May 27, 2015

The sounds and songs of climate data

Posted by Laura Guertin

I wrote this post last week, and what do you know… one day later, there is an article in EOS on the same topic!  I decided to go ahead and put this posting online, and I encourage everyone to follow up by reading the EOS article by Joanna Wendel titled “Musical Composition Conveys Climate Change Data.”

My first formal introduction to the portrayal of climate data through music was at the 2013 ScienceOnline Climate conference, and I was most recently updated on various forms of art in STEM education at the AGU 2014 Fall Meeting session on Connecting Geoscience with the Arts.  At ScienceOnline Climate, undergraduate student researcher Daniel Crawford (Univ. of Minnesota) took 130 years of the average surface global temperature data from NASA and translated it into music for the cello. The video below captures the story of this unique project and includes a performance of the piece “A Song of Our Warming Planet.”

A Song of Our Warming Planet from Ensia on Vimeo.

Mr. Crawford has continued working with his faculty mentor, geography professor Scott St. George, and has expanded his version of the climate conversation to not just over time but over latitudes.  His newest piece, “Planetary Bands, Warming World,” is written for a string quartet and captures temperature changes across the globe.  The video below explains this updated piece and includes a performance.

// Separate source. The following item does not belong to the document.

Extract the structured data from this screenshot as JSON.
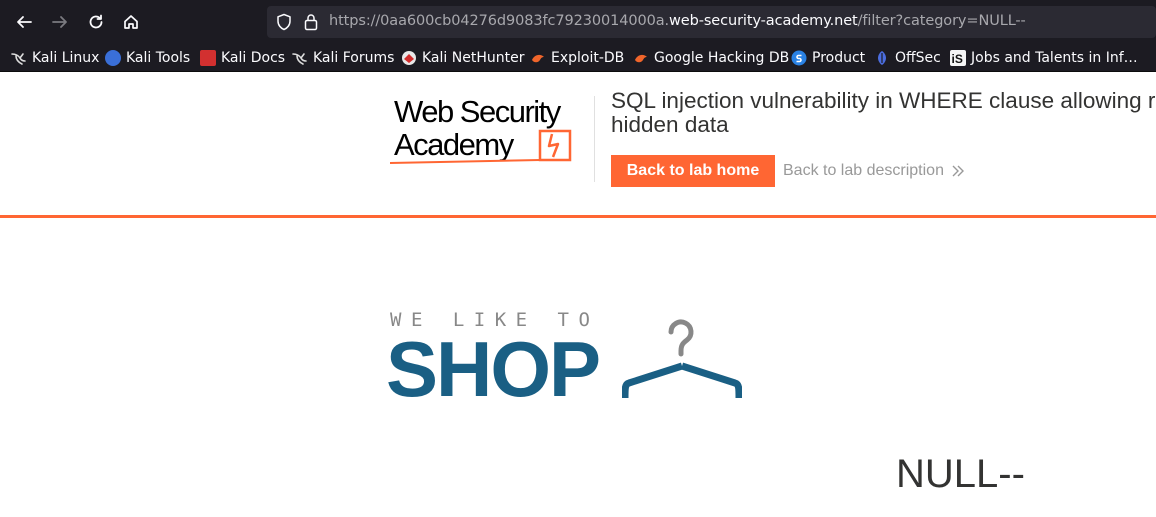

The sound of climate change from the Amazon to the Arctic from Ensia on Vimeo.

I have shared both of these videos with the students in my introductory-level Earth science courses.  These videos are successful in capturing the attention of students (including non-science majors) and generating discussion.  That students continue to mention these videos throughout the semester and share them with others outside of my course demonstrates to me how effective music can be to communicate climate data.

Another interesting “climate science meets music” project is the sonification of polar climate data, driven by City College of New York professors Marco Tedesco and Jonathan Perl.  You can listen to an interview about Greenland Melt Music or visit the PolarSeeds – Sound website to listen to sonified daily and annual data.  Unfortunately, I am unable to embed any of these soundtracks, but it is absolutely worth visiting the site to listen to the haunting sounds of the albedo choir.

If you are interested in additional climate music pieces, check out the New York Times article from 2013 titled “Fiddling While the World Warms.”  In this piece, a digital violin plays 600 years of climate data – take a listen below.


Finally, you can listen to a record player that plays slices of wood.  From Bartholomäus Traubeck: “A tree’s year rings are analysed for their strength, thickness and rate of growth. This data serves as basis for a generative process that outputs piano music. It is mapped to a scale which is again defined by the overall appearance of the wood (ranging from dark to light and from strong texture to light texture). The foundation for the music is certainly found in the defined ruleset of programming and hardware setup, but the data acquired from every tree interprets this ruleset very differently. ”  You can view the video below and check out additional tracks of seven recordings from different Austrian trees.

YEARS from Bartholomäus Traubeck on Vimeo.


And I have to include a footnote here to give a special shout-out to Daniel Crawford and his pursuit of this interdisciplinary undergraduate research project in his first two years as a student.  Mr. Crawford in an outstanding example and confirmation of a student making an original contribution in the early years of his undergraduate career.  Thank you, Mr. Crawford, for sharing with us your innovation and creative accomplishment.  I know that other students and faculty are inspired by your work, and I hope we see even more examples of scientific data communicated through music to make the work of scientists accessible to the widest possible audience.  Science faculty – this is a call to us to let our students embrace their creative side in projects, and for us to collaborate with students and faculty across disciplines!